A team from Ann Arbor, Michigan, USA, investigated patient selection for esophagectomy for achalasia, as well as clinical experience.
In 1989, the researchers predicted an increasing number of esophagectomies for megaesophagus and for recurrent symptoms, after prior esophagomyotomy or balloon dilatation for achalasia.
Patient selection in this group is challenging. The potential operative morbidity of an esophagectomy must be weighed against the expected clinical outcome after a redo esophagomyotomy or alternative procedures designed to salvage the native esophagus.
The hospital records of 93 patients (mean age, 51 years) undergoing esophagectomy for achalasia during the past 20 years were reviewed retrospectively.
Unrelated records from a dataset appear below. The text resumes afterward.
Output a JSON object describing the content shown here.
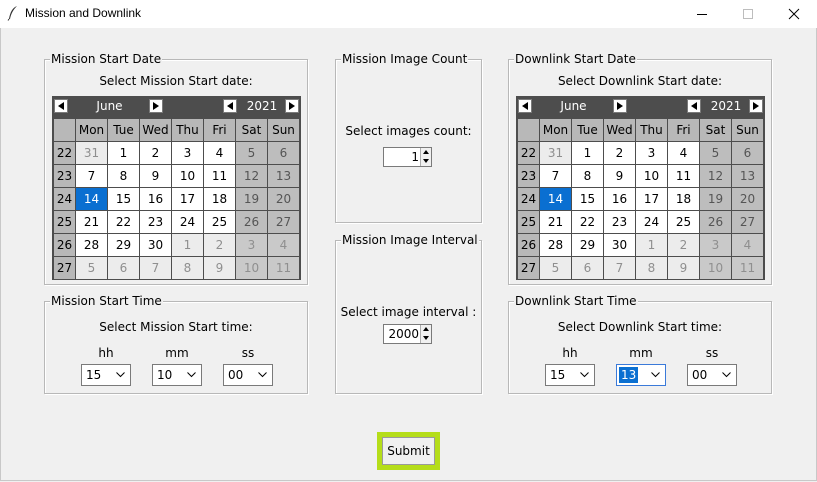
{
  "window": {
    "title": "Mission and Downlink"
  },
  "calendar_common": {
    "day_names": [
      "Mon",
      "Tue",
      "Wed",
      "Thu",
      "Fri",
      "Sat",
      "Sun"
    ],
    "week_numbers": [
      "22",
      "23",
      "24",
      "25",
      "26",
      "27"
    ],
    "days": [
      [
        "31",
        "1",
        "2",
        "3",
        "4",
        "5",
        "6"
      ],
      [
        "7",
        "8",
        "9",
        "10",
        "11",
        "12",
        "13"
      ],
      [
        "14",
        "15",
        "16",
        "17",
        "18",
        "19",
        "20"
      ],
      [
        "21",
        "22",
        "23",
        "24",
        "25",
        "26",
        "27"
      ],
      [
        "28",
        "29",
        "30",
        "1",
        "2",
        "3",
        "4"
      ],
      [
        "5",
        "6",
        "7",
        "8",
        "9",
        "10",
        "11"
      ]
    ],
    "selected_day": "14"
  },
  "mission_date": {
    "legend": "Mission Start Date",
    "prompt": "Select Mission Start date:",
    "month": "June",
    "year": "2021"
  },
  "downlink_date": {
    "legend": "Downlink Start Date",
    "prompt": "Select Downlink Start date:",
    "month": "June",
    "year": "2021"
  },
  "image_count": {
    "legend": "Mission Image Count",
    "prompt": "Select images count:",
    "value": "1"
  },
  "image_interval": {
    "legend": "Mission Image Interval",
    "prompt": "Select image interval :",
    "value": "2000"
  },
  "mission_time": {
    "legend": "Mission Start Time",
    "prompt": "Select Mission Start time:",
    "hh_label": "hh",
    "mm_label": "mm",
    "ss_label": "ss",
    "hh": "15",
    "mm": "10",
    "ss": "00"
  },
  "downlink_time": {
    "legend": "Downlink Start Time",
    "prompt": "Select Downlink Start time:",
    "hh_label": "hh",
    "mm_label": "mm",
    "ss_label": "ss",
    "hh": "15",
    "mm": "13",
    "ss": "00"
  },
  "submit": {
    "label": "Submit"
  },
  "colors": {
    "selected": "#0a6fd1",
    "highlight": "#b5dd1a",
    "calendar_bg": "#4d4d4d"
  }
}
The results of operation were assessed using the authors' prospectively established Esophageal Resection Database.
Follow-up information was obtained through personal contact with the patients.
Indications for esophagectomy included tortuous megaesophagus (64%), failure of prior myotomy (63%), and associated reflux stricture (7%).
|95% of patients ate well after esophagectomy for achalasia.|
|Annals of Thoracic Medicine|
A total of 94% of the patients underwent a transhiatal esophagectomy. Stomach was used as the esophageal substitute in 91% of cases.
Intraoperative blood loss was found to average 672 ml.
Postoperative length of stay averaged 12.5 days.
Major complications included anastomotic leak (10%), recurrent laryngeal nerve injury (5%), delayed mediastinal bleeding requiring thoracotomy (2%), and chylothorax (2%).
There were 2 hospital deaths (2%) from respiratory insufficiency and sepsis.
Follow-up averaged 38 months. In all, 95% of patients ate well; nearly 50% required an anastomotic dilatation; troublesome regurgitation was rare; and 4% had refractory postvagotomy dumping.
Dr Eric J. Devaney, of the University of Michigan Medical Center, Ann Arbor, concluded on behalf of his colleagues, "Esophagectomy, preferably through a transhiatal approach, is generally safe and effective therapy in selected patients with achalasia."
"Unique technical considerations include difficulty encircling the dilated cervical esophagus, deviation of the esophagus into the right chest, and large aortic esophageal arteries. In addition, adherence of the exposed esophageal submucosa to the adjacent aorta after prior myotomy must be thought about," he added.